"I think there's a growing desperation within Maduro's inner circle and with Maduro himself, and we see that manifested with Ramirez and these arrests," said a senior Trump administration official, who spoke on the condition of anonymity because of the sensitivity of the issue. 

The man at the helm of Maduro's cleanup operation is Venezuela's chief prosecutor, Tarek William Saab. Since being named to the job in August, he has arrested more than 60 officials on corruption charges.

Three weeks ago, the president and five other executives of Citgo, the U.S. subsidiary of PDVSA, were detained and accused of profiting from fraudulent contracts. In late November, the president of PDVSA, Nelson Martinez, was arrested on charges of money laundering and embezzlement, and this past week Ramirez's cousin, Diego Salazar, was taken into custody on suspicion of money laundering.

Venezuela's oil sector has been widely viewed as corrupt for years. Graft, a lack of investment and poor management are often cited as reasons for its gradual decay. Oil production fell by 650,000 daily barrels between 2011 and 2017, with Venezuelan refineries working at 50 percent capacity.

Saab told The Washington Post through a text message that the fight he's leading to "clean PDVSA" doesn't have political undertones. "That wretched argument is absolutely false," he said.

Last Sunday, in Maduro's weekly show on state TV, Venezuela's leader said the jailed oil officials had "stabbed me in the back. I still feel the wound, but we'll fix it with work and unity to save PDVSA." 

But observers say the objective is not to improve the company's precarious situation but rather ensure that the officials running the most important economic sector in Venezuela are loyal. 

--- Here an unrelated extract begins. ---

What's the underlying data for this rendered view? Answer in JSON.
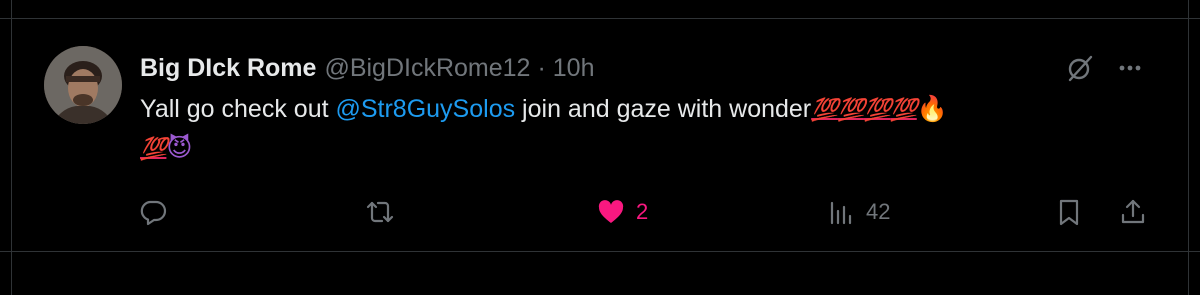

If government authorities were serious, "they would've named a technocrat, an expert as the new head," said Felix Seijas Rodriguez, political analyst and director of the Delphos polling agency. 

Instead, Maduro recently appointed a loyal military man with no experience in the energy sector, Manuel Quevedo, to run PDVSA.

Faiola reported from Miami.